    June has been recorded as one of the wettest months in more than a century in many parts of Europe. To a group of entrepreneurs in Amsterdam the rain came as a blessing, as they used the extra water to brew beer. Serginho Roosblad has more to the story.
    Video

    Video First Time Delegate’s First Day Frustrations

    With thousands of people filling the streets of Philadelphia, Pennsylvania for the 2016 Democratic National Convention, VOA’s Kane Farabaugh narrowed in on one delegate as she made her first trip to a national party convention. It was a day that was anything but routine for this United States military veteran.
    Video

    Video Commerce Thrives on US-Mexico Border

    At the Democratic Convention in Philadelphia this week, the party’s presumptive presidential nominee, Hillary Clinton, is expected to attack proposals made by her opponent, Republican presidential nominee Donald Trump, to build a wall along the U.S.-Mexico border. Last Friday, President Barack Obama hosted his Mexican counterpart, President Enrique Peña Nieto, to underscore the good relations between the two countries. VOA’s Greg Flakus reports from Tucson.
    Video

    Video Film Helps Save Ethiopian Children Thought to be Cursed

    'Omo Child' looks at effort of African man to stop killings of ‘mingi’ children
    Video

    Video London’s Financial Crown at Risk as Rivals Eye Brexit Opportunities

    By most measures, London rivals New York as the only true global financial center. But Britain’s vote to leave the European Union – so-called ‘Brexit’ – means the city could lose its right to sell services tariff-free across the bloc, risking its position as Europe’s financial headquarters. Already some banks have said they may shift operations to the mainland. Henry Ridgwell reports from London.
    Video

    Video Recycling Lifeline for Lebanon’s Last Glassblowers

    In a small Lebanese coastal town, one family is preserving a craft that stretches back millennia. The art of glass blowing was developed by Phoenicians in the region, and the Khalifehs say they are the only ones keeping the skill alive in Lebanon. But despite teaming up with an eco-entrepreneur and receiving an unexpected boost from the country’s recent trash crisis the future remains uncertain. John Owens reports from Sarafand.
    Video

    Video Migrants Continue to Risk Lives Crossing US Border from Mexico

    In his speech Thursday before the Republican National Convention, the party’s presidential candidate, Donald Trump, reiterated his proposal to build a wall along the U.S.-Mexico border if elected. Polls show a large percentage of Americans support better control of the nation's southwestern border, but as VOA’s Greg Flakus reports from the border town of Nogales in the Mexican state of Sonora, the situation faced by people trying to cross the border is already daunting.
    Video

    Video In State of Emergency, Turkey’s Erdogan Focuses on Spiritual Movement

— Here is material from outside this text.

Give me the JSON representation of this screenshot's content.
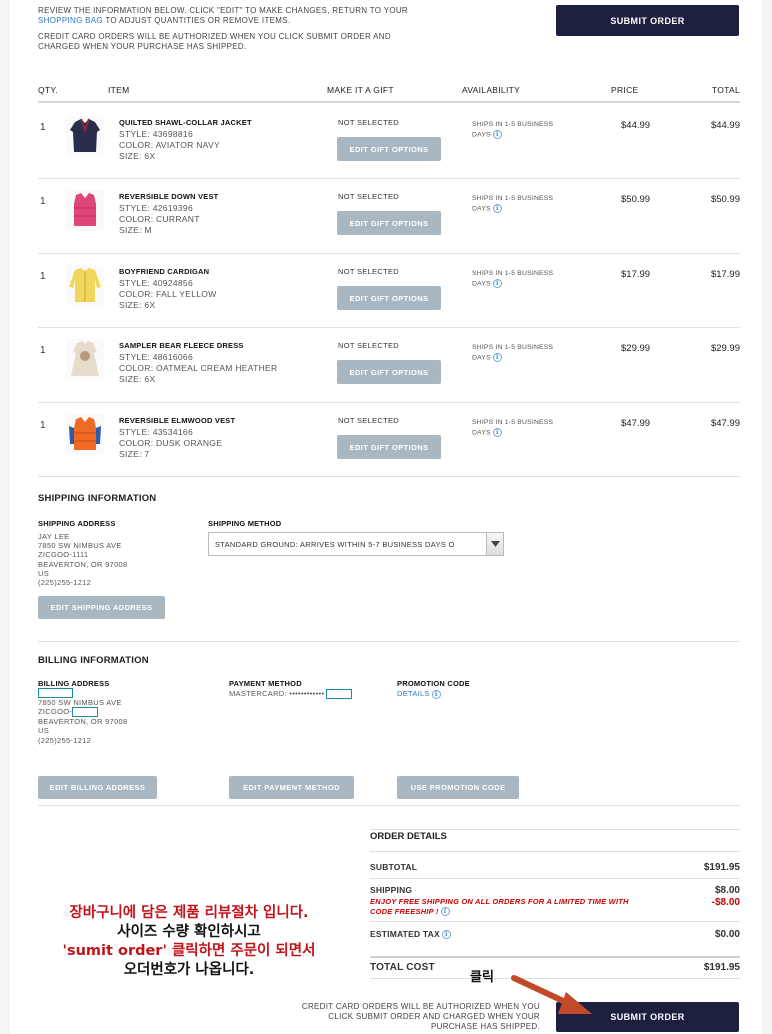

    The state of emergency that Turkish President Recep Tayyip Erdogan has declared is giving him even more power to expand a purge that has seen an estimated 60,000 people either arrested or suspended from their jobs. VOA Europe correspondent Luis Ramirez reports from Istanbul.
    Video

    Video Calm the Waters: US Doubles Down Diplomatic Efforts in ASEAN Meetings

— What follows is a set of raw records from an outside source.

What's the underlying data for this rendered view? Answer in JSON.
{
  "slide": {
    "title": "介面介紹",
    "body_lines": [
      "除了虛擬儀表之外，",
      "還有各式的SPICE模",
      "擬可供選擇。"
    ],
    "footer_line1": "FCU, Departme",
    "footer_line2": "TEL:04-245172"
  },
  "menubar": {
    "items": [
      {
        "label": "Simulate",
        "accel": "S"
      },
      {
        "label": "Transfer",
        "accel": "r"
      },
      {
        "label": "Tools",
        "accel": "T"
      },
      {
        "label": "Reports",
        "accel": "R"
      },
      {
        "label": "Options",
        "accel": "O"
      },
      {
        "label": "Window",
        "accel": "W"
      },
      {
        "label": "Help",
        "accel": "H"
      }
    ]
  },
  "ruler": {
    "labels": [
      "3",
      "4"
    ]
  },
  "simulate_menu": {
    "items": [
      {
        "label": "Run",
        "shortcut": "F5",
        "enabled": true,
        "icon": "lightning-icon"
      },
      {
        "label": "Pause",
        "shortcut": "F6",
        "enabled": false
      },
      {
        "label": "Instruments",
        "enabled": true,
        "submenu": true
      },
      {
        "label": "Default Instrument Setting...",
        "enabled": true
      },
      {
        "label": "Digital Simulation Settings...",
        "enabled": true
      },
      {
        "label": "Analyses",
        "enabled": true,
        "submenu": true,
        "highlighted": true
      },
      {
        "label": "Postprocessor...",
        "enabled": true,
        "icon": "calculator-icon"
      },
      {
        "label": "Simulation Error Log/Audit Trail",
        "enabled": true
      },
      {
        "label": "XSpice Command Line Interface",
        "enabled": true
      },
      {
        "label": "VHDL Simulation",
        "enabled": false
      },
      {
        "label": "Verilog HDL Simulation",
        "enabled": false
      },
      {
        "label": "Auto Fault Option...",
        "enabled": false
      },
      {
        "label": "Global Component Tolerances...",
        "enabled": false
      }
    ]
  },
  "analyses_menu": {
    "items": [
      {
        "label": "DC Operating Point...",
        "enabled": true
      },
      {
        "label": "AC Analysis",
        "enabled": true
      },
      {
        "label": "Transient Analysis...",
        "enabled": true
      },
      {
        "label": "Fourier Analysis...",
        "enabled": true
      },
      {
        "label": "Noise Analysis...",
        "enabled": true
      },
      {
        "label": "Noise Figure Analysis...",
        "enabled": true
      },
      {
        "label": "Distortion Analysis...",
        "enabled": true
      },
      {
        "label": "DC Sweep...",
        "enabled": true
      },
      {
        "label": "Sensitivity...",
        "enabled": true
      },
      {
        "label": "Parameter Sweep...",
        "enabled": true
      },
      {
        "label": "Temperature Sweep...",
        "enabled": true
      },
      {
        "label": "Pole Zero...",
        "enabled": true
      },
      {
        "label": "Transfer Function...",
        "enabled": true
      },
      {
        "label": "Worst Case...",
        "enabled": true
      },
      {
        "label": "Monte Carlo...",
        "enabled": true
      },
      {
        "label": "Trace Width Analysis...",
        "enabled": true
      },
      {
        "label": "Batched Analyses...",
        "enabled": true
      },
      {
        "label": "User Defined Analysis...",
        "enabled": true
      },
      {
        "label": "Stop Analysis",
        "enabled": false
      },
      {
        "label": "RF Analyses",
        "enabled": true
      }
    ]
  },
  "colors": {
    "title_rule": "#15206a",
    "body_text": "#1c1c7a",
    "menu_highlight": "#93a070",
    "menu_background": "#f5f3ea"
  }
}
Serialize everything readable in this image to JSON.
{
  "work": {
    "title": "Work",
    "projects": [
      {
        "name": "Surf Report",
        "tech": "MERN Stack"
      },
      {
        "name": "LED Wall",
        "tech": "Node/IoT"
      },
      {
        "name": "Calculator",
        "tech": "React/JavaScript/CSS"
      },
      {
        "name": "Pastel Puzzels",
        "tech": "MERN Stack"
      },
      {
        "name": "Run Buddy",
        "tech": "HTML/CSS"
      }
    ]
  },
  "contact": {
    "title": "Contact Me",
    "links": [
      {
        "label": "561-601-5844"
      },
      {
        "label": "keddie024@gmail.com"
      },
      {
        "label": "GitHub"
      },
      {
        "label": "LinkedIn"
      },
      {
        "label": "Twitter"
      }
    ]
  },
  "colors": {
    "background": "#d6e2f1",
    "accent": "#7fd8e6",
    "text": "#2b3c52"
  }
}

    The United States is redoubling diplomatic efforts and looking to upcoming regional meetings to calm the waters after an international tribunal invalidated the legal basis of Beijing's extensive claims in the South China Sea. VOA State Department correspondent Nike Ching has the story.
    Video

    Video Scientists in Poland Race to Save Honeybees

    Honeybees are in danger worldwide. Causes of what's known as colony collapse disorder range from pesticides and loss of habitat to infections. But scientists in Poland say they are on track to finding a cure for one of the diseases. VOA’s George Putic reports.

    Special Report

    Adrift The Invisible African Diaspora

    World Currencies

    EUR
    USD
    0.9098
    JPY
    USD
    105.75
    GBP
    USD
    0.7631
    CAD
    USD
    1.3189
    INR
    USD
    67.209

    Rates may not be current.